Your response should contain every line from the data below that holds the string "user".

DATA FOR THIS TASK -
____

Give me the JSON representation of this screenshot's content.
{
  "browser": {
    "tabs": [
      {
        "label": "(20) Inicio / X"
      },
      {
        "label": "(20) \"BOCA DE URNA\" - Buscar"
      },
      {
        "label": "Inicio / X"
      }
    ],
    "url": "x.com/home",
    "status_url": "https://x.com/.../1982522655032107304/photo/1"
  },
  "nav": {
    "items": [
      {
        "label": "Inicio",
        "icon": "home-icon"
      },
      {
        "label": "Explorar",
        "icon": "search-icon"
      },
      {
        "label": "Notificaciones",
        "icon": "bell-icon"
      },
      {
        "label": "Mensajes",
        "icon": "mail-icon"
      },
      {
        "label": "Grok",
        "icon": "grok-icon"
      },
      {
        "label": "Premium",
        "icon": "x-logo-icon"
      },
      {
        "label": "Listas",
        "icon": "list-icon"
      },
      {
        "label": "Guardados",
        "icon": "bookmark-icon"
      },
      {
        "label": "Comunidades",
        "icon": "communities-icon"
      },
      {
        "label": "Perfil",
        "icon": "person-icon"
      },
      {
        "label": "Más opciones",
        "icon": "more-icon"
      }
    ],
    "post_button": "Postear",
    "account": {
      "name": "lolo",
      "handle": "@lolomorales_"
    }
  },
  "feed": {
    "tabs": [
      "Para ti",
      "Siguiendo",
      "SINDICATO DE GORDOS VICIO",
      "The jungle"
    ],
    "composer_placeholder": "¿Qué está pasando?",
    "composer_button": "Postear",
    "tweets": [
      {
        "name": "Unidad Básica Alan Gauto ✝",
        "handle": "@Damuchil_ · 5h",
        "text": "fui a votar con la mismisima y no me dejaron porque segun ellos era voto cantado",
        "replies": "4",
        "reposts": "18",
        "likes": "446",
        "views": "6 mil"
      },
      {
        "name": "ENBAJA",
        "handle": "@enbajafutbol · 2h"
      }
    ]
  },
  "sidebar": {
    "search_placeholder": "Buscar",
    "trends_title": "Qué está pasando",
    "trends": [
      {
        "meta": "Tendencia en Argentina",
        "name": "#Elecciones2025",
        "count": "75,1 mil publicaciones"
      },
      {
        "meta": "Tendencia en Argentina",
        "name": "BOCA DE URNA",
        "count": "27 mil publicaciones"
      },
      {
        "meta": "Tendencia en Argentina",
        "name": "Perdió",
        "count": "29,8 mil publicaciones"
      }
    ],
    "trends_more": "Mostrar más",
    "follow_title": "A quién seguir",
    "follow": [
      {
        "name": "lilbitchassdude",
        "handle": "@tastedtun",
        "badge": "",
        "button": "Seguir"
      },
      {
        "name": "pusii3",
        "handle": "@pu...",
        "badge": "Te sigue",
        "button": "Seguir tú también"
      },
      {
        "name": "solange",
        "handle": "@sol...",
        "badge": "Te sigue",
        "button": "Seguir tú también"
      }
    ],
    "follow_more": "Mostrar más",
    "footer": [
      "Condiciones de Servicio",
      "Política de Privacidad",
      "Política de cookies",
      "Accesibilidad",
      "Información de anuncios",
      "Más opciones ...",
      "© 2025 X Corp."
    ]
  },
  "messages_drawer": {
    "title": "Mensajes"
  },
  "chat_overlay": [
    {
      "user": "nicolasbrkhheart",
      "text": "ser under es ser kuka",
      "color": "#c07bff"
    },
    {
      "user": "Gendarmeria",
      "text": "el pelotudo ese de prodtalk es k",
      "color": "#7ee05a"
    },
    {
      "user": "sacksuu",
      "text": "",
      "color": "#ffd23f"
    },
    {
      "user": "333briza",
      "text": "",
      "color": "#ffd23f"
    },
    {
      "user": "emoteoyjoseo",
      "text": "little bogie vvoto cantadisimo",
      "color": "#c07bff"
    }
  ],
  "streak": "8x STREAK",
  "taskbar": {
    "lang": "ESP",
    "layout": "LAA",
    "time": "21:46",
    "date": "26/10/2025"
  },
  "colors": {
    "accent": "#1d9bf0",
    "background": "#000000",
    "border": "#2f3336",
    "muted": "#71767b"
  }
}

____

ANSWER AREA -
      "user": "nicolasbrkhheart",
      "user": "Gendarmeria",
      "user": "sacksuu",
      "user": "333briza",
      "user": "emoteoyjoseo",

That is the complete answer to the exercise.